Material supplied =>
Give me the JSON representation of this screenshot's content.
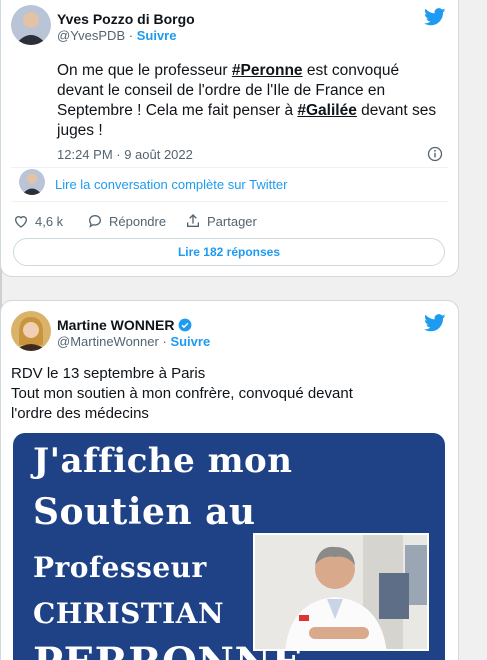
{
  "tweet1": {
    "author_name": "Yves Pozzo di Borgo",
    "handle": "@YvesPDB",
    "separator": "·",
    "follow_label": "Suivre",
    "text_parts": [
      "On me que le professeur ",
      "#Peronne",
      " est convoqué devant le conseil de l'ordre de l'Ile de France en Septembre ! Cela me fait penser à ",
      "#Galilée",
      " devant ses juges !"
    ],
    "timestamp": "12:24 PM · 9 août 2022",
    "conversation_link": "Lire la conversation complète sur Twitter",
    "likes": "4,6 k",
    "reply_label": "Répondre",
    "share_label": "Partager",
    "read_replies": "Lire 182 réponses"
  },
  "tweet2": {
    "author_name": "Martine WONNER",
    "handle": "@MartineWonner",
    "separator": "·",
    "follow_label": "Suivre",
    "text_line1": "RDV le 13 septembre à Paris",
    "text_line2": "Tout mon soutien à mon confrère, convoqué devant",
    "text_line3": "l'ordre des médecins",
    "poster": {
      "line1": "J'affiche mon",
      "line2": "Soutien au",
      "line3": "Professeur",
      "line4": "CHRISTIAN",
      "line5": "PERRONNE"
    }
  },
  "colors": {
    "accent": "#1d9bf0",
    "poster_bg": "#1f4287"
  },
  "icons": [
    "twitter-bird-icon",
    "info-icon",
    "heart-icon",
    "reply-icon",
    "share-icon",
    "verified-badge-icon"
  ]
}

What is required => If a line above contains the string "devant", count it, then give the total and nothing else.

Solution to this exercise => 3